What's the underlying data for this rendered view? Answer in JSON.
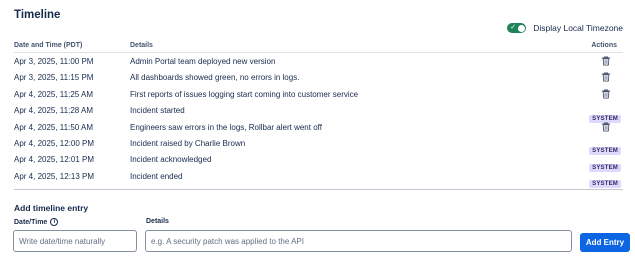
{
  "header": {
    "title": "Timeline",
    "toggle_label": "Display Local Timezone",
    "toggle_on": true
  },
  "table": {
    "columns": {
      "date": "Date and Time (PDT)",
      "details": "Details",
      "actions": "Actions"
    },
    "rows": [
      {
        "date": "Apr 3, 2025, 11:00 PM",
        "details": "Admin Portal team deployed new version",
        "action": "trash-icon"
      },
      {
        "date": "Apr 3, 2025, 11:15 PM",
        "details": "All dashboards showed green, no errors in logs.",
        "action": "trash-icon"
      },
      {
        "date": "Apr 4, 2025, 11:25 AM",
        "details": "First reports of issues logging start coming into customer service",
        "action": "trash-icon"
      },
      {
        "date": "Apr 4, 2025, 11:28 AM",
        "details": "Incident started",
        "action": "SYSTEM"
      },
      {
        "date": "Apr 4, 2025, 11:50 AM",
        "details": "Engineers saw errors in the logs, Rollbar alert went off",
        "action": "trash-icon"
      },
      {
        "date": "Apr 4, 2025, 12:00 PM",
        "details": "Incident raised by Charlie Brown",
        "action": "SYSTEM"
      },
      {
        "date": "Apr 4, 2025, 12:01 PM",
        "details": "Incident acknowledged",
        "action": "SYSTEM"
      },
      {
        "date": "Apr 4, 2025, 12:13 PM",
        "details": "Incident ended",
        "action": "SYSTEM"
      }
    ]
  },
  "add_entry": {
    "title": "Add timeline entry",
    "date_label": "Date/Time",
    "date_info_icon": "info-icon",
    "date_placeholder": "Write date/time naturally",
    "details_label": "Details",
    "details_placeholder": "e.g. A security patch was applied to the API",
    "button_label": "Add Entry"
  },
  "colors": {
    "toggle_on": "#1f845a",
    "primary_button": "#0c66e4",
    "system_badge_bg": "#dfd8fd",
    "system_badge_text": "#352c63"
  }
}
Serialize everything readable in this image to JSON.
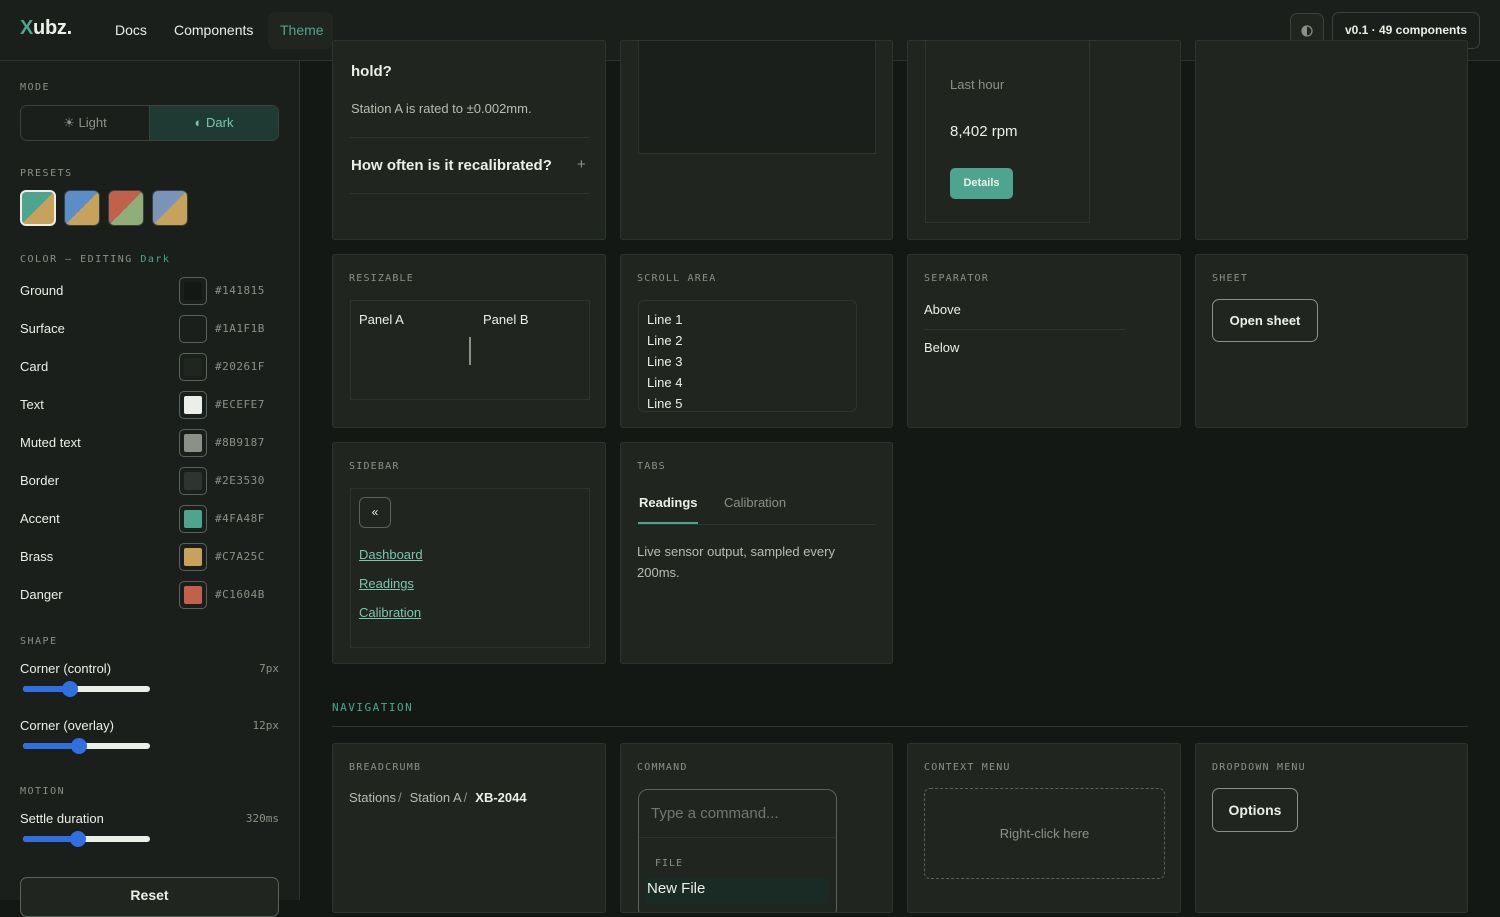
{
  "header": {
    "logo_x": "X",
    "logo_rest": "ubz.",
    "nav": [
      "Docs",
      "Components",
      "Theme"
    ],
    "active_nav": "Theme",
    "theme_icon": "half-circle-icon",
    "version": "v0.1 · 49 components"
  },
  "sidebar": {
    "mode_label": "MODE",
    "mode_light": "☀ Light",
    "mode_dark": "◐ Dark",
    "mode_selected": "Dark",
    "presets_label": "PRESETS",
    "presets": [
      {
        "a": "#4FA48F",
        "b": "#C7A25C"
      },
      {
        "a": "#5B8EC9",
        "b": "#C7A25C"
      },
      {
        "a": "#C1604B",
        "b": "#8FAE78"
      },
      {
        "a": "#7A93B8",
        "b": "#C7A25C"
      }
    ],
    "color_label": "COLOR — EDITING",
    "color_editing": "Dark",
    "colors": [
      {
        "label": "Ground",
        "hex": "#141815"
      },
      {
        "label": "Surface",
        "hex": "#1A1F1B"
      },
      {
        "label": "Card",
        "hex": "#20261F"
      },
      {
        "label": "Text",
        "hex": "#ECEFE7"
      },
      {
        "label": "Muted text",
        "hex": "#8B9187"
      },
      {
        "label": "Border",
        "hex": "#2E3530"
      },
      {
        "label": "Accent",
        "hex": "#4FA48F"
      },
      {
        "label": "Brass",
        "hex": "#C7A25C"
      },
      {
        "label": "Danger",
        "hex": "#C1604B"
      }
    ],
    "shape_label": "SHAPE",
    "corner_control_label": "Corner (control)",
    "corner_control_value": "7px",
    "corner_control_fraction": 0.37,
    "corner_overlay_label": "Corner (overlay)",
    "corner_overlay_value": "12px",
    "corner_overlay_fraction": 0.44,
    "motion_label": "MOTION",
    "settle_label": "Settle duration",
    "settle_value": "320ms",
    "settle_fraction": 0.43,
    "reset": "Reset"
  },
  "accordion": {
    "q1_tail": "hold?",
    "a1": "Station A is rated to ±0.002mm.",
    "q2": "How often is it recalibrated?",
    "q2_icon": "+"
  },
  "stat_card": {
    "sub": "Last hour",
    "value": "8,402 rpm",
    "button": "Details"
  },
  "resizable": {
    "title": "RESIZABLE",
    "panel_a": "Panel A",
    "panel_b": "Panel B"
  },
  "scroll_area": {
    "title": "SCROLL AREA",
    "lines": [
      "Line 1",
      "Line 2",
      "Line 3",
      "Line 4",
      "Line 5"
    ]
  },
  "separator": {
    "title": "SEPARATOR",
    "above": "Above",
    "below": "Below"
  },
  "sheet": {
    "title": "SHEET",
    "button": "Open sheet"
  },
  "sidebar_demo": {
    "title": "SIDEBAR",
    "collapse": "«",
    "links": [
      "Dashboard",
      "Readings",
      "Calibration"
    ]
  },
  "tabs_demo": {
    "title": "TABS",
    "tabs": [
      "Readings",
      "Calibration"
    ],
    "active": "Readings",
    "content": "Live sensor output, sampled every 200ms."
  },
  "navigation_section": "NAVIGATION",
  "breadcrumb": {
    "title": "BREADCRUMB",
    "items": [
      "Stations",
      "Station A",
      "XB-2044"
    ],
    "sep": "/"
  },
  "command": {
    "title": "COMMAND",
    "placeholder": "Type a command...",
    "group": "FILE",
    "item": "New File"
  },
  "context_menu": {
    "title": "CONTEXT MENU",
    "hint": "Right-click here"
  },
  "dropdown_menu": {
    "title": "DROPDOWN MENU",
    "button": "Options"
  }
}
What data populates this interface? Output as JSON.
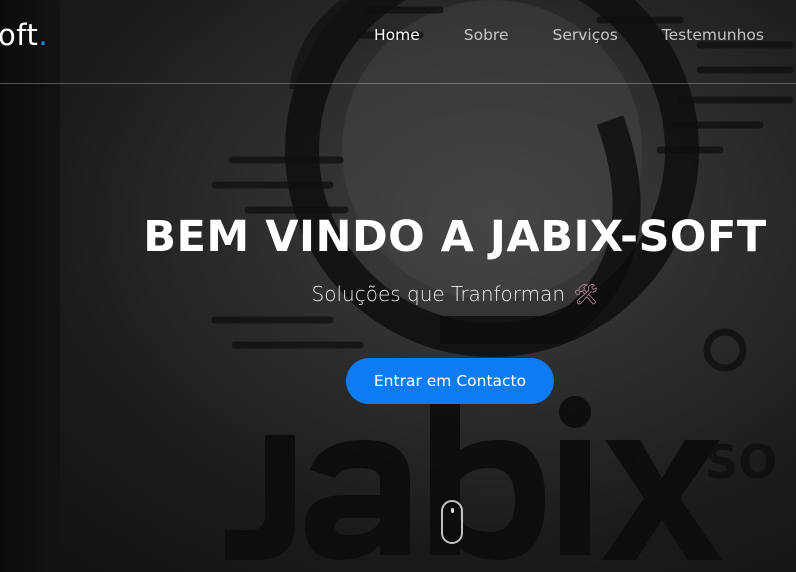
{
  "brand": {
    "logo_text": "oft",
    "logo_dot": ".",
    "accent_color": "#1f88ff"
  },
  "nav": {
    "items": [
      {
        "label": "Home",
        "active": true
      },
      {
        "label": "Sobre",
        "active": false
      },
      {
        "label": "Serviços",
        "active": false
      },
      {
        "label": "Testemunhos",
        "active": false
      }
    ]
  },
  "hero": {
    "title": "BEM VINDO A JABIX-SOFT",
    "subtitle": "Soluções que Tranforman",
    "subtitle_icon": "🛠",
    "cta_label": "Entrar em Contacto",
    "cta_color": "#0d7cf2",
    "scroll_indicator": "mouse-scroll-icon"
  }
}
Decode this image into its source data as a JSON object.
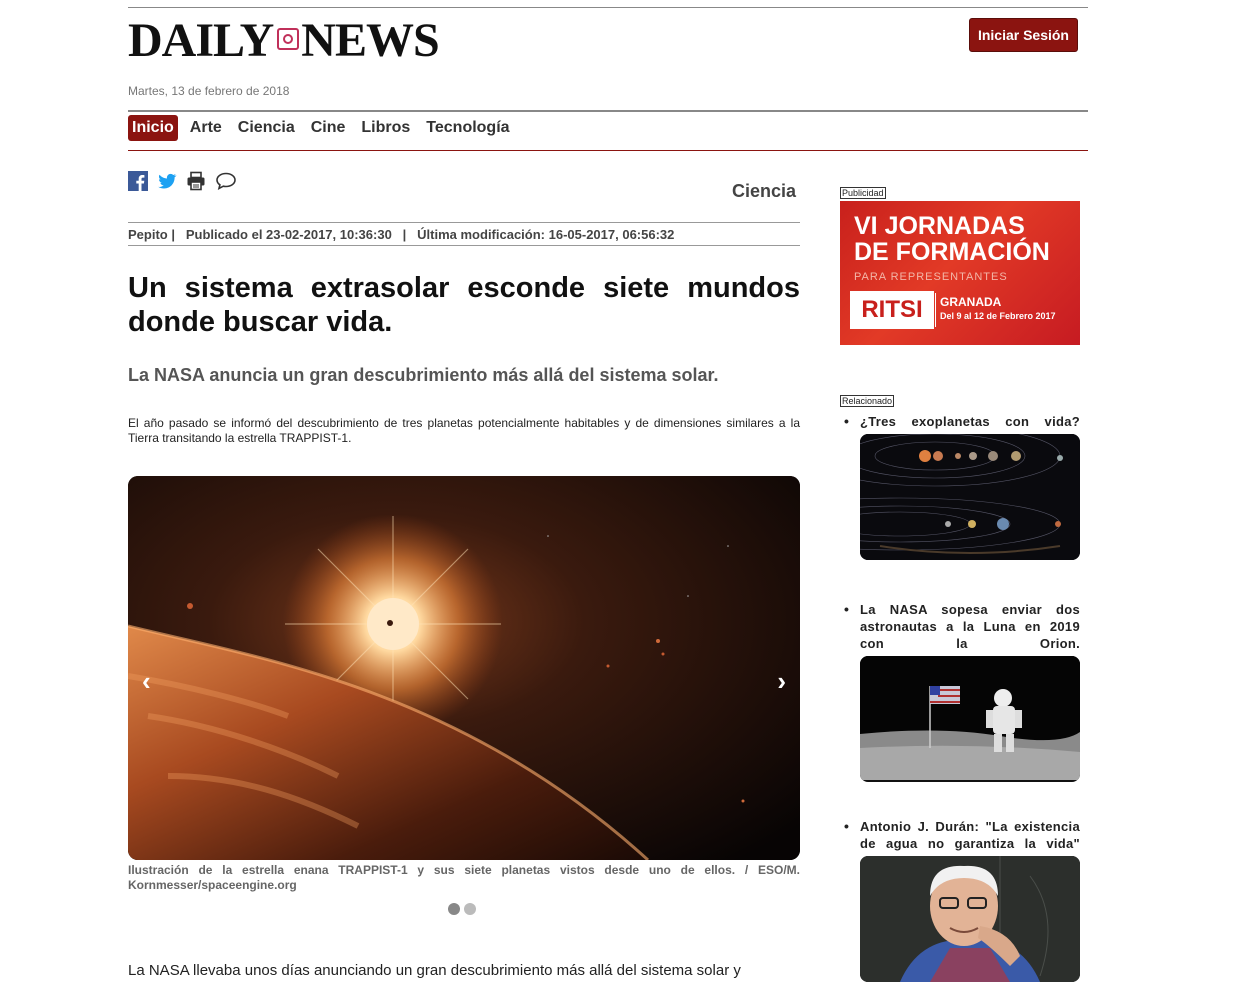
{
  "header": {
    "logo_left": "DAILY",
    "logo_right": "NEWS",
    "login_label": "Iniciar Sesión",
    "date": "Martes, 13 de febrero de 2018"
  },
  "nav": {
    "items": [
      "Inicio",
      "Arte",
      "Ciencia",
      "Cine",
      "Libros",
      "Tecnología"
    ],
    "active": "Inicio"
  },
  "share": {
    "icons": [
      "facebook-icon",
      "twitter-icon",
      "print-icon",
      "comment-icon"
    ]
  },
  "article": {
    "section": "Ciencia",
    "author": "Pepito",
    "published": "Publicado el 23-02-2017, 10:36:30",
    "modified": "Última modificación: 16-05-2017, 06:56:32",
    "title": "Un sistema extrasolar esconde siete mundos donde buscar vida.",
    "subtitle": "La NASA anuncia un gran descubrimiento más allá del sistema solar.",
    "intro": "El año pasado se informó del descubrimiento de tres planetas potencialmente habitables y de dimensiones similares a la Tierra transitando la estrella TRAPPIST-1.",
    "caption": "Ilustración de la estrella enana TRAPPIST-1 y sus siete planetas vistos desde uno de ellos. / ESO/M. Kornmesser/spaceengine.org",
    "body_start": "La NASA llevaba unos días anunciando un gran descubrimiento más allá del sistema solar y"
  },
  "carousel": {
    "prev": "‹",
    "next": "›",
    "slides": 2,
    "current": 1
  },
  "sidebar": {
    "ad_label": "Publicidad",
    "ad": {
      "line1": "VI JORNADAS",
      "line2": "DE FORMACIÓN",
      "line3": "PARA REPRESENTANTES",
      "brand": "RITSI",
      "city": "GRANADA",
      "dates": "Del 9 al 12 de Febrero 2017"
    },
    "related_label": "Relacionado",
    "related": [
      {
        "title": "¿Tres exoplanetas con vida?"
      },
      {
        "title": "La NASA sopesa enviar dos astronautas a la Luna en 2019 con la Orion."
      },
      {
        "title": "Antonio J. Durán: \"La existencia de agua no garantiza la vida\""
      }
    ]
  },
  "colors": {
    "brand": "#8b1410",
    "ad_red": "#c8201c"
  }
}
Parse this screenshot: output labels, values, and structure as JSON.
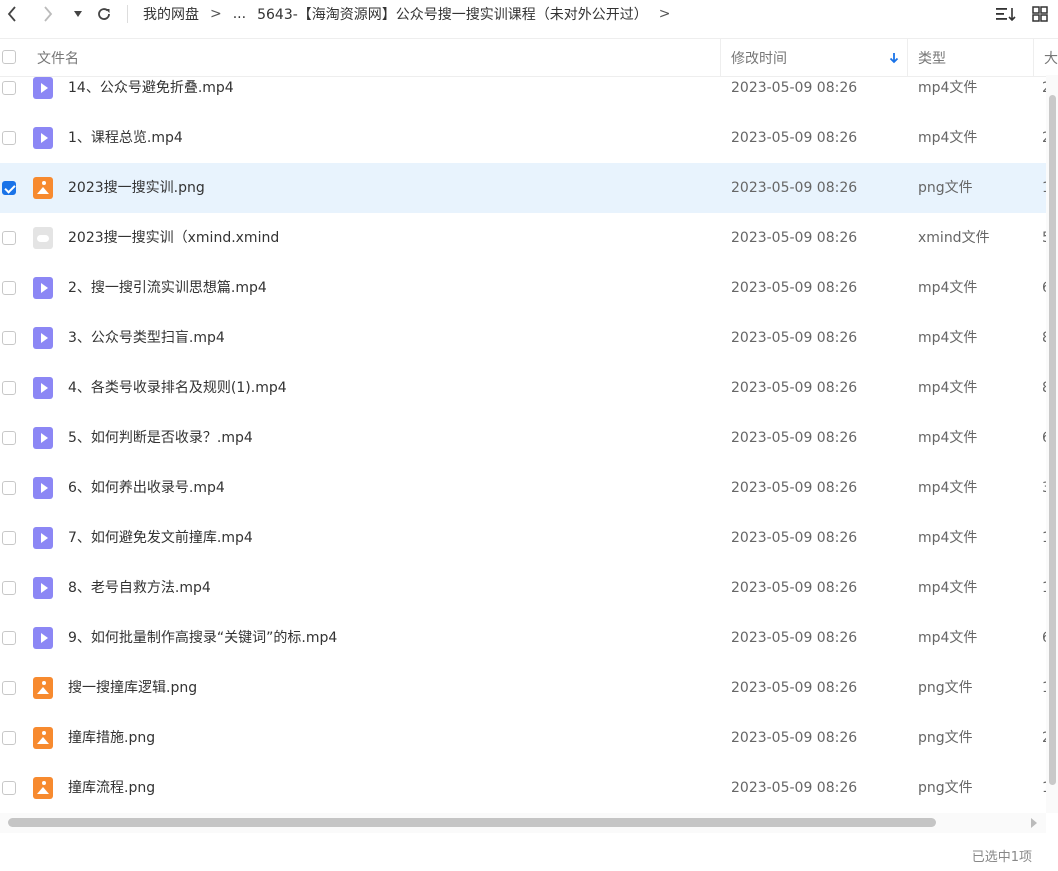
{
  "breadcrumb": {
    "items": [
      "我的网盘",
      "...",
      "5643-【海淘资源网】公众号搜一搜实训课程（未对外公开过）"
    ],
    "separator": ">"
  },
  "header": {
    "name": "文件名",
    "modified": "修改时间",
    "type": "类型",
    "size": "大"
  },
  "rows": [
    {
      "name": "14、公众号避免折叠.mp4",
      "date": "2023-05-09 08:26",
      "type": "mp4文件",
      "size": "2",
      "icon": "mp4",
      "selected": false
    },
    {
      "name": "1、课程总览.mp4",
      "date": "2023-05-09 08:26",
      "type": "mp4文件",
      "size": "2",
      "icon": "mp4",
      "selected": false
    },
    {
      "name": "2023搜一搜实训.png",
      "date": "2023-05-09 08:26",
      "type": "png文件",
      "size": "1",
      "icon": "png",
      "selected": true
    },
    {
      "name": "2023搜一搜实训（xmind.xmind",
      "date": "2023-05-09 08:26",
      "type": "xmind文件",
      "size": "5",
      "icon": "xmind",
      "selected": false
    },
    {
      "name": "2、搜一搜引流实训思想篇.mp4",
      "date": "2023-05-09 08:26",
      "type": "mp4文件",
      "size": "6",
      "icon": "mp4",
      "selected": false
    },
    {
      "name": "3、公众号类型扫盲.mp4",
      "date": "2023-05-09 08:26",
      "type": "mp4文件",
      "size": "8",
      "icon": "mp4",
      "selected": false
    },
    {
      "name": "4、各类号收录排名及规则(1).mp4",
      "date": "2023-05-09 08:26",
      "type": "mp4文件",
      "size": "8",
      "icon": "mp4",
      "selected": false
    },
    {
      "name": "5、如何判断是否收录？.mp4",
      "date": "2023-05-09 08:26",
      "type": "mp4文件",
      "size": "6",
      "icon": "mp4",
      "selected": false
    },
    {
      "name": "6、如何养出收录号.mp4",
      "date": "2023-05-09 08:26",
      "type": "mp4文件",
      "size": "3",
      "icon": "mp4",
      "selected": false
    },
    {
      "name": "7、如何避免发文前撞库.mp4",
      "date": "2023-05-09 08:26",
      "type": "mp4文件",
      "size": "1",
      "icon": "mp4",
      "selected": false
    },
    {
      "name": "8、老号自救方法.mp4",
      "date": "2023-05-09 08:26",
      "type": "mp4文件",
      "size": "1",
      "icon": "mp4",
      "selected": false
    },
    {
      "name": "9、如何批量制作高搜录“关键词”的标.mp4",
      "date": "2023-05-09 08:26",
      "type": "mp4文件",
      "size": "6",
      "icon": "mp4",
      "selected": false
    },
    {
      "name": "搜一搜撞库逻辑.png",
      "date": "2023-05-09 08:26",
      "type": "png文件",
      "size": "1",
      "icon": "png",
      "selected": false
    },
    {
      "name": "撞库措施.png",
      "date": "2023-05-09 08:26",
      "type": "png文件",
      "size": "2",
      "icon": "png",
      "selected": false
    },
    {
      "name": "撞库流程.png",
      "date": "2023-05-09 08:26",
      "type": "png文件",
      "size": "1",
      "icon": "png",
      "selected": false
    }
  ],
  "status": {
    "selected_text": "已选中1项"
  },
  "colors": {
    "accent": "#1a73e8",
    "selected_row": "#e8f3fd",
    "mp4_icon": "#8c87f5",
    "png_icon": "#f78a2f"
  }
}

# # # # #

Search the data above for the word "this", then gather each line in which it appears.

What's the underlying data for this rendered view? Answer in JSON.
Serialize everything readable in this image to JSON.
What data populates this interface? Output as JSON.
Decode this image into its source data as a JSON object.
Parse this screenshot: output labels, values, and structure as JSON.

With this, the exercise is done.